“I think President Trump had a great point when he said we don’t want the cure to be worse than the virus,” said Bryan Blackwell, the chair of the greater Fort Myers chamber of commerce, who is also a Republican seeking a seat in the Florida House. “I think it’s important that we take measured steps to make sure that we’re not overreacting and that we’re not hurting people more than we absolutely have to.”
Desjarlais, the county manager, said despite their efforts, it’s impossible to have a totally apolitical process when decision-makers are influenced by the people who elected them.
“On one side, the voices are saying what’s wrong with you guys are you not paying attention. What’s a human life worth? Saving life is more important than saving a business. You must be corrupt,” he said. “There are other people that argue . . . they have all these employees and have to make payrolls.”
Encouraged to stay home
The compromise area leaders settled on has been to strongly encourage people to stay home — but not to mandate it with the threat of fines and the force of law.
Opponents of a stay-at-home order point to signs that people are taking personal responsibility: Traffic counts are down 80 percent, public transit ridership has dropped 45 percent, people are, for the most part, obeying the glowing orange signs that say the beaches are closed.
“I’m not so sure that issuing an order to the public that essentially becomes law is either fair or necessary at this point,” Desjarlais said.
Opponents of a mandatory order point to business owners like Ruth Ann Yeoman, who has owned Blake’s Barber Styling on the city’s main drag for the last 40 years. Her business is hurting just like all the others, but she said she feels an obligation to safeguard the public, even if there’s no mandatory order.
A sign on the door tells clients to call their barber, and a conversation ensues about how the customer has been feeling. If they’re symptom-free, the barbers ask if they’re willing to wear a mask.

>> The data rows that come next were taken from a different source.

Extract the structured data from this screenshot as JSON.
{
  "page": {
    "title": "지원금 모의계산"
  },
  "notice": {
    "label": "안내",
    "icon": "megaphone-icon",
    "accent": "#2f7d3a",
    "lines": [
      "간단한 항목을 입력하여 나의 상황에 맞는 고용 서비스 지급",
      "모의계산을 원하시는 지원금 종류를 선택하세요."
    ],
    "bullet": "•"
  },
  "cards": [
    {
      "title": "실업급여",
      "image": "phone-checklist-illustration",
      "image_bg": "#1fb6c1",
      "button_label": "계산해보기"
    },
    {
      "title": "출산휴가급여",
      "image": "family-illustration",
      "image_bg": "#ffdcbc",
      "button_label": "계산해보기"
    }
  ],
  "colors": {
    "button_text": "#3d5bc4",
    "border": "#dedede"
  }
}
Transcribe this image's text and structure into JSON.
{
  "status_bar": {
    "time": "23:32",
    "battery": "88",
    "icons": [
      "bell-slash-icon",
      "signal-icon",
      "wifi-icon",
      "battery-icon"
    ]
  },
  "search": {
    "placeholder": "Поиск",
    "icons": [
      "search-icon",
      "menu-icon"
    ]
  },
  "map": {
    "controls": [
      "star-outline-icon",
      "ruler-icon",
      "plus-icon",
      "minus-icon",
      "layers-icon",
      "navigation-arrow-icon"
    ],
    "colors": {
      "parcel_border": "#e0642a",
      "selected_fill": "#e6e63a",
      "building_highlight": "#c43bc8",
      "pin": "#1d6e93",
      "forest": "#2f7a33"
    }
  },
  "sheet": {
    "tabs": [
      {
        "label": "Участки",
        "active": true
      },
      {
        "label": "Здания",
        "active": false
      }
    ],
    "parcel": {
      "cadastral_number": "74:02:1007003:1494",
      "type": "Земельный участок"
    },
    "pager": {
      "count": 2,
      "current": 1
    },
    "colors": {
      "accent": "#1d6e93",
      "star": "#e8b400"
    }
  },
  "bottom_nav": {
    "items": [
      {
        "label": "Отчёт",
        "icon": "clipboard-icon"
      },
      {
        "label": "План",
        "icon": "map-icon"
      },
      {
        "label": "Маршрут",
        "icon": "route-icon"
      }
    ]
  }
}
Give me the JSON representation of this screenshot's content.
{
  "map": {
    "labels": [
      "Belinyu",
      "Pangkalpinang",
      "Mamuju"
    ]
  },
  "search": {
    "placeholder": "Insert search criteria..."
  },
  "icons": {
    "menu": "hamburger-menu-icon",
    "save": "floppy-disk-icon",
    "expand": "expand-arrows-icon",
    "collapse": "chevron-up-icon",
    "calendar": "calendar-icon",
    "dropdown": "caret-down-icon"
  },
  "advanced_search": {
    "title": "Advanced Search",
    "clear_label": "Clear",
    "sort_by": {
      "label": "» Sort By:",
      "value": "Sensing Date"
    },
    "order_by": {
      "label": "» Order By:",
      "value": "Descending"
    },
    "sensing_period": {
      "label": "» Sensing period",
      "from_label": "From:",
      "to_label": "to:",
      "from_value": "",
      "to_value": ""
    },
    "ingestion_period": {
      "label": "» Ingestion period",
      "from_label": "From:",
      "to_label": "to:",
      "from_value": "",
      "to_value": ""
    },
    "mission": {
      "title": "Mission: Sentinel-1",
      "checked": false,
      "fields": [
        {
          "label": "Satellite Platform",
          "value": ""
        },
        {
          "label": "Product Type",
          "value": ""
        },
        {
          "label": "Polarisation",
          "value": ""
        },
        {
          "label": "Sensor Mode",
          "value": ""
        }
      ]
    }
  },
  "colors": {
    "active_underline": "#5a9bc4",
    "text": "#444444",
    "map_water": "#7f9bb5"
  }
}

“We’re certainly not being careless, and we’re not totally shut down. So we are able to serve and provide a little bit of funding for ourselves. It’s not a lot, maybe just enough to pay for the gas there and back, but it’s something.”
Still with every expense, she and her husband reach deeper into their retirement nest egg, which is already invested in a stock market that has been buffeted by the coronavirus crisis. The compromise, she says, is keeping them safe and their business afloat.

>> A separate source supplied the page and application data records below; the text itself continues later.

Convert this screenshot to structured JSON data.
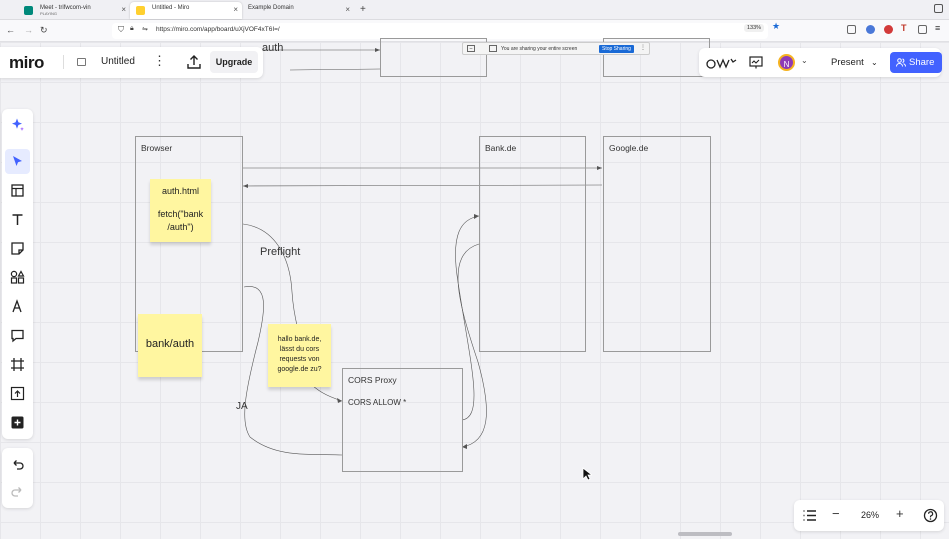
{
  "browser": {
    "tabs": [
      {
        "title": "Meet - trifwcom-vin",
        "subtitle": "PLAYING"
      },
      {
        "title": "Untitled - Miro"
      },
      {
        "title": "Example Domain"
      }
    ],
    "url": "https://miro.com/app/board/uXjVOF4xT6I=/",
    "zoom": "133%"
  },
  "toolbar_left": {
    "logo": "miro",
    "board_name": "Untitled",
    "upgrade_label": "Upgrade"
  },
  "share_banner": {
    "text": "You are sharing your entire screen",
    "stop_label": "Stop Sharing"
  },
  "toolbar_right": {
    "avatar_initial": "N",
    "present_label": "Present",
    "share_label": "Share"
  },
  "zoom_toolbar": {
    "zoom": "26%"
  },
  "board": {
    "top_text": "auth",
    "frames": [
      {
        "title": "Browser"
      },
      {
        "title": "Bank.de"
      },
      {
        "title": "Google.de"
      },
      {
        "title": "CORS Proxy",
        "body": "CORS ALLOW *"
      }
    ],
    "stickies": [
      {
        "lines": [
          "auth.html",
          "",
          "fetch(\"bank",
          "/auth\")"
        ]
      },
      {
        "lines": [
          "bank/auth"
        ]
      },
      {
        "lines": [
          "hallo bank.de,",
          "lässt du cors",
          "requests von",
          "google.de zu?"
        ]
      }
    ],
    "labels": {
      "preflight": "Preflight",
      "ja": "JA"
    }
  },
  "colors": {
    "accent": "#4262ff",
    "sticky": "#fff6a0",
    "avatar": "#8e3bb8"
  },
  "icons": [
    "ai-sparkle-icon",
    "select-icon",
    "templates-icon",
    "text-icon",
    "sticky-note-icon",
    "shapes-icon",
    "pen-icon",
    "comment-icon",
    "frame-icon",
    "upload-icon",
    "add-icon",
    "undo-icon",
    "redo-icon",
    "list-icon",
    "help-icon"
  ]
}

“We’re being a little picky,” she said. “I don’t want to either give it to one of my clients, nor receive it from one of my clients.”

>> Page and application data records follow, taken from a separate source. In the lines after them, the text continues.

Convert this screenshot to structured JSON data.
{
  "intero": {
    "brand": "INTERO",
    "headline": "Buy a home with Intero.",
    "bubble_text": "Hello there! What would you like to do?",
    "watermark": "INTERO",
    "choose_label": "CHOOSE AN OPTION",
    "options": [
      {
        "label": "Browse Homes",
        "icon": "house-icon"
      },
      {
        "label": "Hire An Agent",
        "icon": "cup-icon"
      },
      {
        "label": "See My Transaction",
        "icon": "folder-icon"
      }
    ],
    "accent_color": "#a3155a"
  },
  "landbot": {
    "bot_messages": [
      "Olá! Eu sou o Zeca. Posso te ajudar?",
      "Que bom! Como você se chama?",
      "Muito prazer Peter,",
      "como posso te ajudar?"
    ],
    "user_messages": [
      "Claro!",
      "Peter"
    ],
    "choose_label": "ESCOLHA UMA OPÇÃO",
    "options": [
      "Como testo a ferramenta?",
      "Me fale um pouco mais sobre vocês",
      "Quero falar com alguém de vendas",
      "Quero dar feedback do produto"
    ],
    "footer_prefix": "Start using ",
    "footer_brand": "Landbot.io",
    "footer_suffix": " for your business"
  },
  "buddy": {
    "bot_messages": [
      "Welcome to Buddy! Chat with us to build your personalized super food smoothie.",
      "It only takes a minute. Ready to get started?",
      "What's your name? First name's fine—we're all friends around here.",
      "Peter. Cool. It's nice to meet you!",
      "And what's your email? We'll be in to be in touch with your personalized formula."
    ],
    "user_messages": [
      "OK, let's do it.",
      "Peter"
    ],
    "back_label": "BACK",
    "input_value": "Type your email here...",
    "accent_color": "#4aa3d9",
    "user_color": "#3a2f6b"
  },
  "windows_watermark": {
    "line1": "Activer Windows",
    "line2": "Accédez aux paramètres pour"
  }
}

But outside the doors of her shop, everyone wasn’t heeding the soft admonition to simply stay home. A group of skateboarders rolled up the nearly empty street, passed by a couple out for a jog and a group of motorcyclists pulling up to a restaurant. A few blocks away, a group of young adults played a night game of volleyball in a well-lit park.
Area leaders continue to nudge them to go home. On Friday, Lee County pinged area cellphones with a public alert, encouraging — but not mandating — that people spend the weekend at home. A day later, a similar alert went out, noting that the Florida surgeon general recommended people over 65 stay inside and isolated.
They hoped that a council meeting, aimed for early this week, would bring more clarity or consensus, even as the number of infections increases.
“That number is rising,” Mayor Randall Henderson told The Washington Post on Thursday, when there were 52 coronavirus cases.
“Hopefully as the days go on, we’re going to see that number stabilize. If we get out of this with no more deaths, I think we’ll count our lucky stars.”
But that luck would not last even the rest of the day.
That night, the health department announced that another person in the county had died of covid-19.